With this complex and shifting set of objectives, it is no wonder that there are no easy answers to the multiple conundrums that face those who design regulations and the supervisors who are tasked to ensure that financial entities abide by them.

Let me mention a few of these:

  1. Should we regulate activities or legal entities? We have done more work regulating legal entities, giving, or shall I say imposing on, banks with evermore detailed and complex rules, than we have made progress on regulating banking-like activities - hence the continuing debate around what to do about shadow banking
  2. Should the focus of regulations be on the financial institutions or on the people working in them? Few would dispute that some of the most galling failures have had very little to do with capital requirements and everything to do with greed coupled with disregard for the risks, or gross misjudgement about them. Some commentators have been so far as ascribing most of our troubles to skewed compensation structures and incentives, an area where the debate between jurisdictions with widely differing regulatory approaches has been most acute. Others believe that a comprehensive set of rules on institutions will suffice to constrain behaviors and provide the financial stability that we seek.
  3. Is a principle-based regulation more effective than a rule-based one? Comparing the word count of the Basel agreement with that of the European package of CRD4 and CRR can give us pause. The Lamfalussy approach was meant to move us away from detailed European directives – yet they have kept on growing in size and complexity.

We address and resolve these conundrums through the democratic dialogue; financial regulation is like any other, it is ultimately a product of a political process. The outcomes of that process are the product of compromise where conflicting interests come into play; business interest clash with electoral and institutional considerations, where the voice of the supervisor is one among several.

Today’s conference gives this voice more prominence.
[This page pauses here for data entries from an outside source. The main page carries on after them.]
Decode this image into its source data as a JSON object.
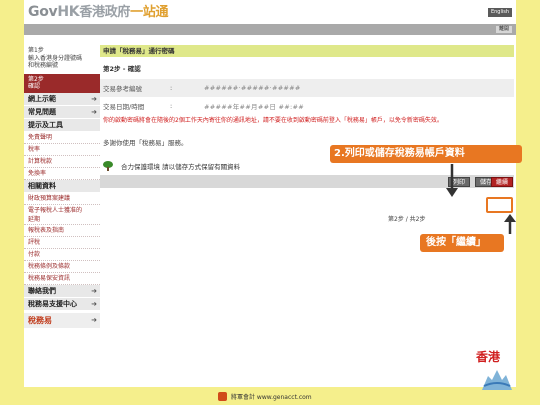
{
  "header": {
    "logo_gov": "Gov",
    "logo_hk": "HK",
    "logo_zh": "香港政府",
    "logo_accent": "一站通",
    "lang_button": "English",
    "topbar_button": "離開"
  },
  "sidebar": {
    "step1": "第1步",
    "step1_desc": "輸入香港身分證號碼\n和稅務編號",
    "step2": "第2步",
    "step2_desc": "確認",
    "items": [
      {
        "label": "網上示範",
        "type": "main",
        "arrow": "➜"
      },
      {
        "label": "常見問題",
        "type": "main",
        "arrow": "➜"
      },
      {
        "label": "提示及工具",
        "type": "main",
        "arrow": ""
      },
      {
        "label": "免責聲明",
        "type": "sub"
      },
      {
        "label": "稅率",
        "type": "sub"
      },
      {
        "label": "計算稅款",
        "type": "sub"
      },
      {
        "label": "免換率",
        "type": "sub"
      },
      {
        "label": "相關資料",
        "type": "main",
        "arrow": ""
      },
      {
        "label": "財政預算案建議",
        "type": "sub"
      },
      {
        "label": "電子報稅人士獲准的\n延期",
        "type": "sub2"
      },
      {
        "label": "報稅表及指南",
        "type": "sub"
      },
      {
        "label": "評稅",
        "type": "sub"
      },
      {
        "label": "付款",
        "type": "sub"
      },
      {
        "label": "稅務條例及條款",
        "type": "sub"
      },
      {
        "label": "稅務易保安資訊",
        "type": "sub"
      },
      {
        "label": "聯絡我們",
        "type": "main",
        "arrow": "➜"
      },
      {
        "label": "稅務易支援中心",
        "type": "main",
        "arrow": "➜"
      }
    ],
    "bottom_logo": "稅務易",
    "bottom_arrow": "➜"
  },
  "main": {
    "title": "申請「稅務易」通行密碼",
    "step_title": "第2步 - 確認",
    "rows": [
      {
        "label": "交易參考編號",
        "colon": ":",
        "value": "######·#####·#####"
      },
      {
        "label": "交易日期/時間",
        "colon": ":",
        "value": "#####年##月##日 ##:##"
      }
    ],
    "warning": "你的啟動密碼將會在隨後的2個工作天內寄往你的通訊地址，請不要在收到啟動密碼前登入「稅務易」帳戶，以免令新密碼失效。",
    "thanks": "多謝你使用「稅務易」服務。",
    "env_note": "合力保護環境 請以儲存方式保留有關資料",
    "buttons": {
      "print": "列印",
      "save": "儲存",
      "continue": "繼續"
    },
    "page_indicator": "第2步 / 共2步"
  },
  "annotations": {
    "callout1": "2.列印或儲存稅務易帳戶資料",
    "callout2": "後按「繼續」",
    "accent_color": "#e87722"
  },
  "footer": {
    "text": "將軍會計 www.genacct.com"
  },
  "badge": {
    "text": "香港"
  }
}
It brings together some of the most experienced thinkers and policy makers in this area and I would like to thank them all for their participation.

I trust they will make this conference useful and stimulating. Thank you for your attention.